[Stored items]
((

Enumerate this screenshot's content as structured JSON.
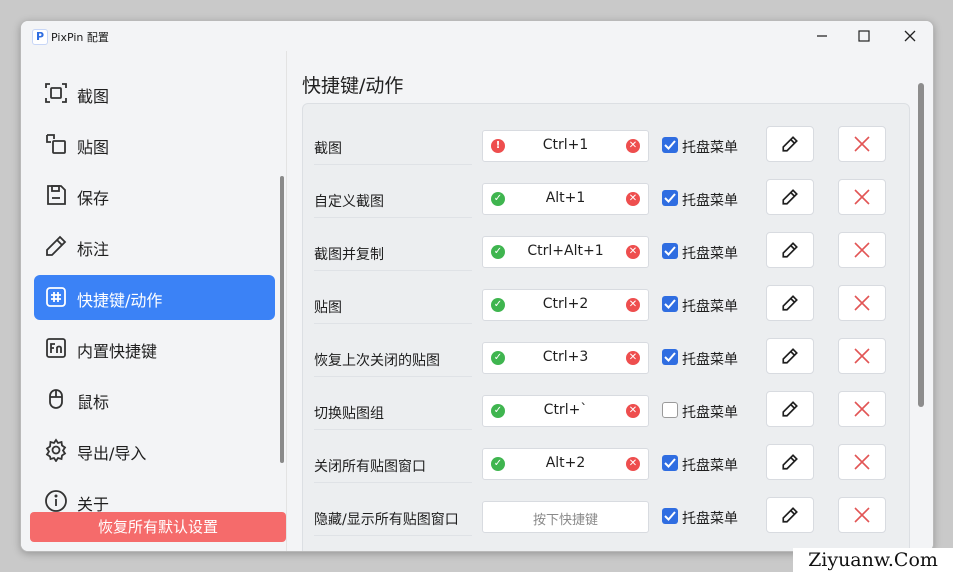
{
  "window": {
    "title": "PixPin 配置",
    "app_icon_letter": "P"
  },
  "controls": {
    "minimize": "─",
    "maximize": "☐",
    "close": "✕"
  },
  "sidebar": {
    "items": [
      {
        "label": "截图",
        "icon": "screenshot-icon"
      },
      {
        "label": "贴图",
        "icon": "pin-icon"
      },
      {
        "label": "保存",
        "icon": "save-icon"
      },
      {
        "label": "标注",
        "icon": "pencil-icon"
      },
      {
        "label": "快捷键/动作",
        "icon": "hashtag-icon",
        "active": true
      },
      {
        "label": "内置快捷键",
        "icon": "fn-key-icon"
      },
      {
        "label": "鼠标",
        "icon": "mouse-icon"
      },
      {
        "label": "导出/导入",
        "icon": "gear-icon"
      },
      {
        "label": "关于",
        "icon": "info-icon"
      }
    ],
    "reset_button": "恢复所有默认设置"
  },
  "main": {
    "title": "快捷键/动作",
    "rows": [
      {
        "label": "截图",
        "key": "Ctrl+1",
        "status": "error",
        "tray": true,
        "tray_label": "托盘菜单"
      },
      {
        "label": "自定义截图",
        "key": "Alt+1",
        "status": "ok",
        "tray": true,
        "tray_label": "托盘菜单"
      },
      {
        "label": "截图并复制",
        "key": "Ctrl+Alt+1",
        "status": "ok",
        "tray": true,
        "tray_label": "托盘菜单"
      },
      {
        "label": "贴图",
        "key": "Ctrl+2",
        "status": "ok",
        "tray": true,
        "tray_label": "托盘菜单"
      },
      {
        "label": "恢复上次关闭的贴图",
        "key": "Ctrl+3",
        "status": "ok",
        "tray": true,
        "tray_label": "托盘菜单"
      },
      {
        "label": "切换贴图组",
        "key": "Ctrl+`",
        "status": "ok",
        "tray": false,
        "tray_label": "托盘菜单"
      },
      {
        "label": "关闭所有贴图窗口",
        "key": "Alt+2",
        "status": "ok",
        "tray": true,
        "tray_label": "托盘菜单"
      },
      {
        "label": "隐藏/显示所有贴图窗口",
        "key": "",
        "placeholder": "按下快捷键",
        "status": "none",
        "tray": true,
        "tray_label": "托盘菜单"
      }
    ]
  },
  "colors": {
    "accent": "#3b82f6",
    "danger": "#f56b6b",
    "ok": "#3fb54f",
    "error": "#ee4e4e"
  },
  "watermark": "Ziyuanw.Com"
}
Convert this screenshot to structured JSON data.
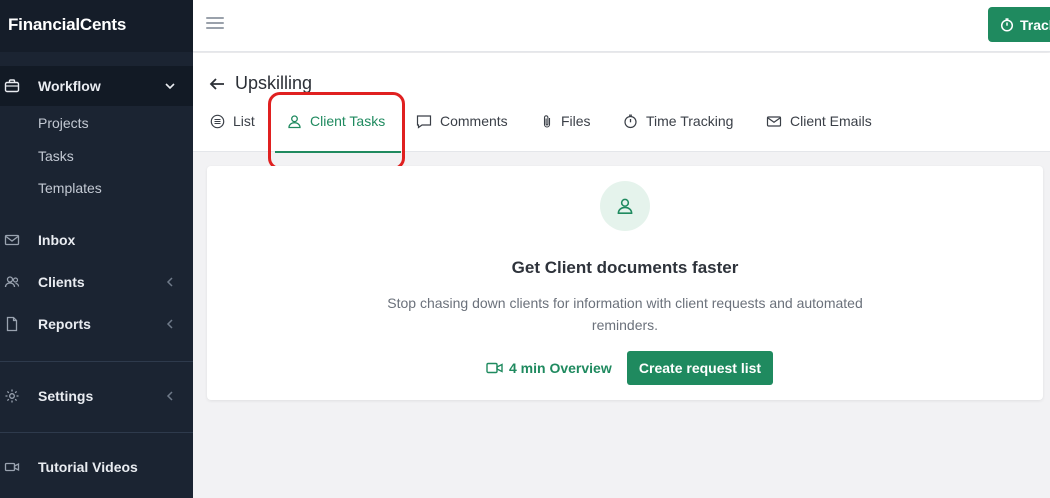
{
  "app": {
    "brand": "FinancialCents"
  },
  "sidebar": {
    "workflow": "Workflow",
    "sub_items": [
      "Projects",
      "Tasks",
      "Templates"
    ],
    "inbox": "Inbox",
    "clients": "Clients",
    "reports": "Reports",
    "settings": "Settings",
    "tutorial_videos": "Tutorial Videos"
  },
  "topbar": {
    "track_label": "Track"
  },
  "header": {
    "title": "Upskilling",
    "tabs": [
      {
        "label": "List",
        "icon": "list-icon"
      },
      {
        "label": "Client Tasks",
        "icon": "user-icon",
        "active": true
      },
      {
        "label": "Comments",
        "icon": "comment-icon"
      },
      {
        "label": "Files",
        "icon": "paperclip-icon"
      },
      {
        "label": "Time Tracking",
        "icon": "stopwatch-icon"
      },
      {
        "label": "Client Emails",
        "icon": "mail-icon"
      }
    ]
  },
  "empty_state": {
    "title": "Get Client documents faster",
    "description": "Stop chasing down clients for information with client requests and automated reminders.",
    "overview_link": "4 min Overview",
    "create_button": "Create request list"
  },
  "colors": {
    "accent": "#1f8a5f",
    "sidebar_bg": "#1b2432",
    "highlight": "#e02020"
  }
}
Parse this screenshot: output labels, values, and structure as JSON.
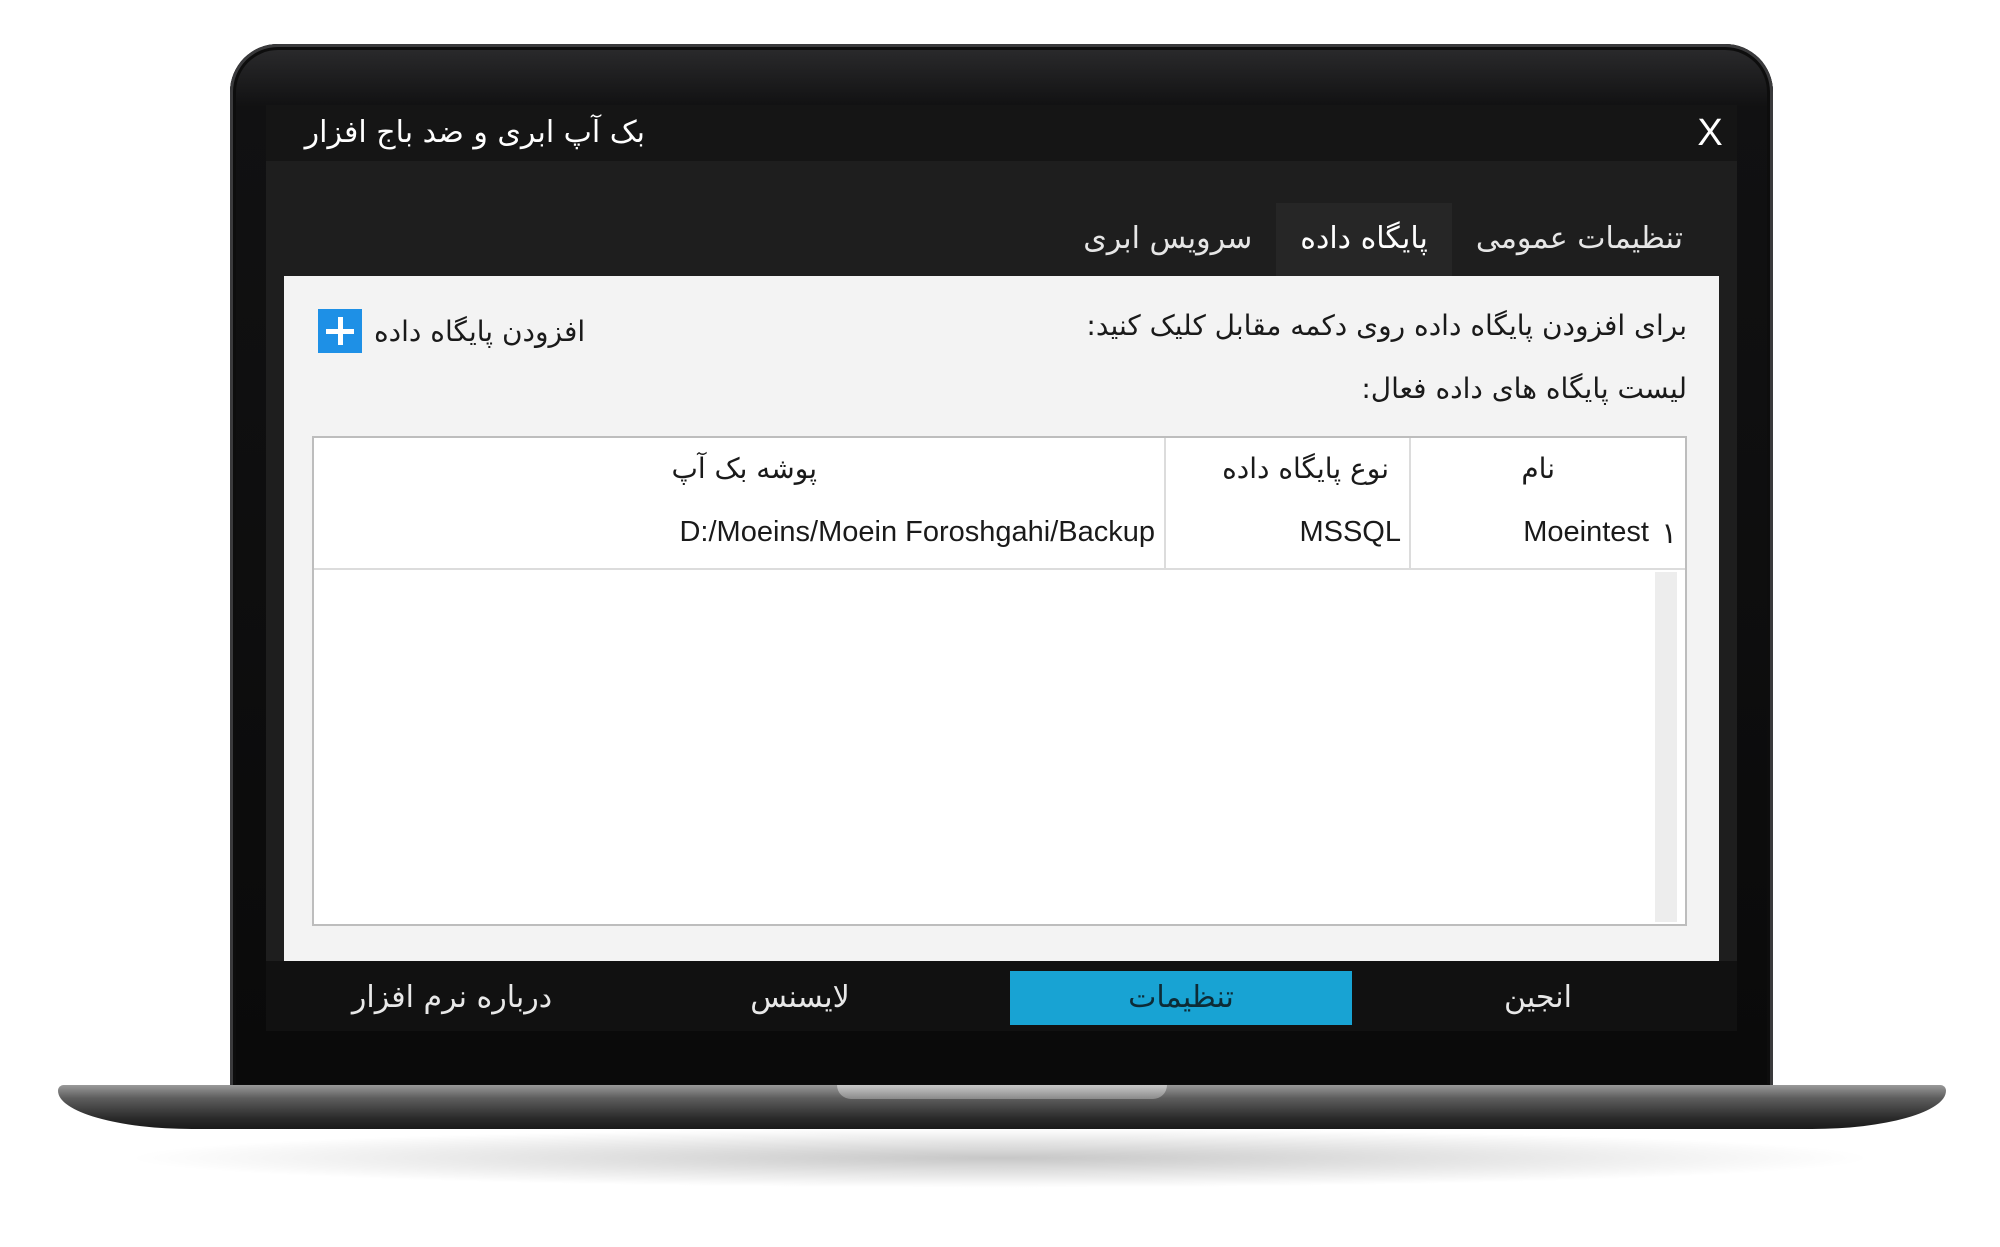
{
  "window": {
    "title": "بک آپ ابری و ضد باج افزار",
    "close_label": "X"
  },
  "tabs": [
    {
      "label": "تنظیمات عمومی",
      "active": false
    },
    {
      "label": "پایگاه داده",
      "active": true
    },
    {
      "label": "سرویس ابری",
      "active": false
    }
  ],
  "panel": {
    "add_hint": "برای افزودن پایگاه داده روی دکمه مقابل کلیک کنید:",
    "add_button_label": "افزودن پایگاه داده",
    "list_title": "لیست پایگاه های داده فعال:"
  },
  "table": {
    "columns": [
      "نام",
      "نوع پایگاه داده",
      "پوشه بک آپ"
    ],
    "rows": [
      {
        "index": "۱",
        "name": "Moeintest",
        "type": "MSSQL",
        "folder": "D:/Moeins/Moein Foroshgahi/Backup"
      }
    ]
  },
  "bottom_nav": [
    {
      "label": "انجین",
      "active": false
    },
    {
      "label": "تنظیمات",
      "active": true
    },
    {
      "label": "لایسنس",
      "active": false
    },
    {
      "label": "درباره نرم افزار",
      "active": false
    }
  ],
  "colors": {
    "accent": "#18a3d3",
    "add_icon": "#1e90e6",
    "window_bg": "#1e1e1e",
    "panel_bg": "#f3f3f3"
  }
}
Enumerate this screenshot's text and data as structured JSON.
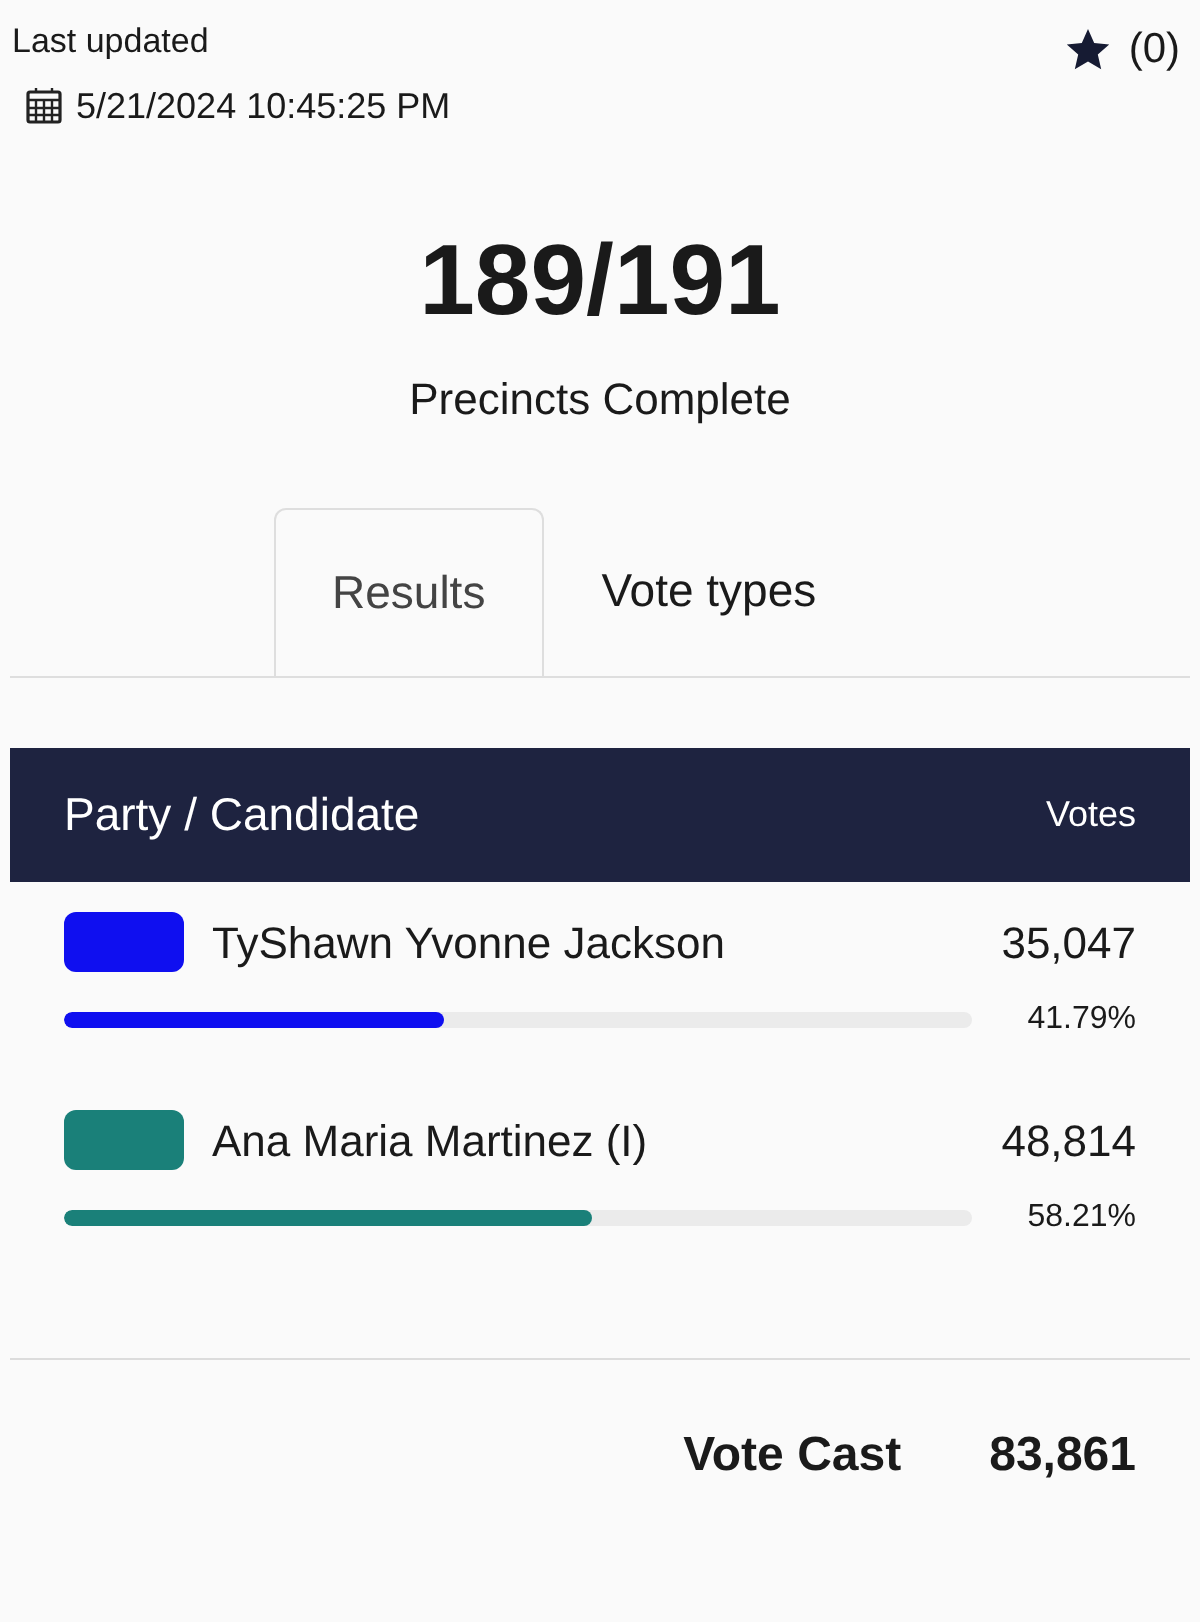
{
  "last_updated": {
    "label": "Last updated",
    "timestamp": "5/21/2024 10:45:25 PM"
  },
  "favorite": {
    "count": "(0)"
  },
  "precincts": {
    "value": "189/191",
    "label": "Precincts Complete"
  },
  "tabs": [
    {
      "label": "Results",
      "selected": true
    },
    {
      "label": "Vote types",
      "selected": false
    }
  ],
  "table": {
    "columns": [
      "Party / Candidate",
      "Votes"
    ],
    "rows": [
      {
        "name": "TyShawn Yvonne Jackson",
        "color": "#0f0ff0",
        "votes": "35,047",
        "level": 0.4179,
        "percent": "41.79%"
      },
      {
        "name": "Ana Maria Martinez (I)",
        "color": "#1a8079",
        "votes": "48,814",
        "level": 0.5821,
        "percent": "58.21%"
      }
    ]
  },
  "total": {
    "label": "Vote Cast",
    "value": "83,861"
  }
}
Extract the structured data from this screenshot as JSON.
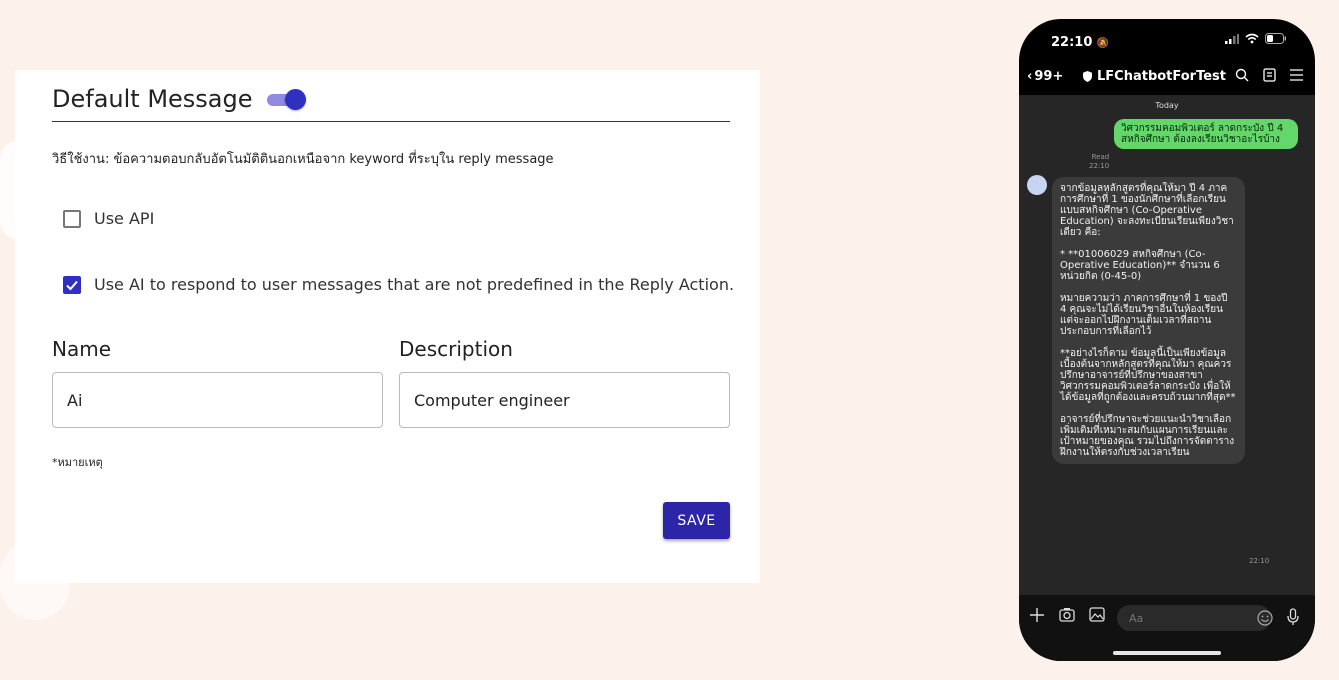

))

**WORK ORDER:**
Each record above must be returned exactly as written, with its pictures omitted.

**REPLY TO THE TASK:**
Enumerate this screenshot's content as structured JSON.
{
  "window": {
    "title": "PixPin 配置",
    "app_icon_letter": "P"
  },
  "controls": {
    "minimize": "─",
    "maximize": "☐",
    "close": "✕"
  },
  "sidebar": {
    "items": [
      {
        "label": "截图",
        "icon": "screenshot-icon"
      },
      {
        "label": "贴图",
        "icon": "pin-icon"
      },
      {
        "label": "保存",
        "icon": "save-icon"
      },
      {
        "label": "标注",
        "icon": "pencil-icon"
      },
      {
        "label": "快捷键/动作",
        "icon": "hashtag-icon",
        "active": true
      },
      {
        "label": "内置快捷键",
        "icon": "fn-key-icon"
      },
      {
        "label": "鼠标",
        "icon": "mouse-icon"
      },
      {
        "label": "导出/导入",
        "icon": "gear-icon"
      },
      {
        "label": "关于",
        "icon": "info-icon"
      }
    ],
    "reset_button": "恢复所有默认设置"
  },
  "main": {
    "title": "快捷键/动作",
    "rows": [
      {
        "label": "截图",
        "key": "Ctrl+1",
        "status": "error",
        "tray": true,
        "tray_label": "托盘菜单"
      },
      {
        "label": "自定义截图",
        "key": "Alt+1",
        "status": "ok",
        "tray": true,
        "tray_label": "托盘菜单"
      },
      {
        "label": "截图并复制",
        "key": "Ctrl+Alt+1",
        "status": "ok",
        "tray": true,
        "tray_label": "托盘菜单"
      },
      {
        "label": "贴图",
        "key": "Ctrl+2",
        "status": "ok",
        "tray": true,
        "tray_label": "托盘菜单"
      },
      {
        "label": "恢复上次关闭的贴图",
        "key": "Ctrl+3",
        "status": "ok",
        "tray": true,
        "tray_label": "托盘菜单"
      },
      {
        "label": "切换贴图组",
        "key": "Ctrl+`",
        "status": "ok",
        "tray": false,
        "tray_label": "托盘菜单"
      },
      {
        "label": "关闭所有贴图窗口",
        "key": "Alt+2",
        "status": "ok",
        "tray": true,
        "tray_label": "托盘菜单"
      },
      {
        "label": "隐藏/显示所有贴图窗口",
        "key": "",
        "placeholder": "按下快捷键",
        "status": "none",
        "tray": true,
        "tray_label": "托盘菜单"
      }
    ]
  },
  "colors": {
    "accent": "#3b82f6",
    "danger": "#f56b6b",
    "ok": "#3fb54f",
    "error": "#ee4e4e"
  },
  "watermark": "Ziyuanw.Com"
}
Convert this screenshot to structured JSON data.
{
  "app": {
    "brand": "FinancialCents"
  },
  "sidebar": {
    "workflow": "Workflow",
    "sub_items": [
      "Projects",
      "Tasks",
      "Templates"
    ],
    "inbox": "Inbox",
    "clients": "Clients",
    "reports": "Reports",
    "settings": "Settings",
    "tutorial_videos": "Tutorial Videos"
  },
  "topbar": {
    "track_label": "Track"
  },
  "header": {
    "title": "Upskilling",
    "tabs": [
      {
        "label": "List",
        "icon": "list-icon"
      },
      {
        "label": "Client Tasks",
        "icon": "user-icon",
        "active": true
      },
      {
        "label": "Comments",
        "icon": "comment-icon"
      },
      {
        "label": "Files",
        "icon": "paperclip-icon"
      },
      {
        "label": "Time Tracking",
        "icon": "stopwatch-icon"
      },
      {
        "label": "Client Emails",
        "icon": "mail-icon"
      }
    ]
  },
  "empty_state": {
    "title": "Get Client documents faster",
    "description": "Stop chasing down clients for information with client requests and automated reminders.",
    "overview_link": "4 min Overview",
    "create_button": "Create request list"
  },
  "colors": {
    "accent": "#1f8a5f",
    "sidebar_bg": "#1b2432",
    "highlight": "#e02020"
  }
}
Parse this screenshot: output labels, values, and structure as JSON.
{
  "window": {
    "title": "بک آپ ابری و ضد باج افزار",
    "close_label": "X"
  },
  "tabs": [
    {
      "label": "تنظیمات عمومی",
      "active": false
    },
    {
      "label": "پایگاه داده",
      "active": true
    },
    {
      "label": "سرویس ابری",
      "active": false
    }
  ],
  "panel": {
    "add_hint": "برای افزودن پایگاه داده روی دکمه مقابل کلیک کنید:",
    "add_button_label": "افزودن پایگاه داده",
    "list_title": "لیست پایگاه های داده فعال:"
  },
  "table": {
    "columns": [
      "نام",
      "نوع پایگاه داده",
      "پوشه بک آپ"
    ],
    "rows": [
      {
        "index": "۱",
        "name": "Moeintest",
        "type": "MSSQL",
        "folder": "D:/Moeins/Moein Foroshgahi/Backup"
      }
    ]
  },
  "bottom_nav": [
    {
      "label": "انجین",
      "active": false
    },
    {
      "label": "تنظیمات",
      "active": true
    },
    {
      "label": "لایسنس",
      "active": false
    },
    {
      "label": "درباره نرم افزار",
      "active": false
    }
  ],
  "colors": {
    "accent": "#18a3d3",
    "add_icon": "#1e90e6",
    "window_bg": "#1e1e1e",
    "panel_bg": "#f3f3f3"
  }
}
Enumerate this screenshot's text and data as structured JSON.
{
  "last_updated": {
    "label": "Last updated",
    "timestamp": "5/21/2024 10:45:25 PM"
  },
  "favorite": {
    "count": "(0)"
  },
  "precincts": {
    "value": "189/191",
    "label": "Precincts Complete"
  },
  "tabs": [
    {
      "label": "Results",
      "selected": true
    },
    {
      "label": "Vote types",
      "selected": false
    }
  ],
  "table": {
    "columns": [
      "Party / Candidate",
      "Votes"
    ],
    "rows": [
      {
        "name": "TyShawn Yvonne Jackson",
        "color": "#0f0ff0",
        "votes": "35,047",
        "level": 0.4179,
        "percent": "41.79%"
      },
      {
        "name": "Ana Maria Martinez (I)",
        "color": "#1a8079",
        "votes": "48,814",
        "level": 0.5821,
        "percent": "58.21%"
      }
    ]
  },
  "total": {
    "label": "Vote Cast",
    "value": "83,861"
  }
}
Extract the structured data from this screenshot as JSON.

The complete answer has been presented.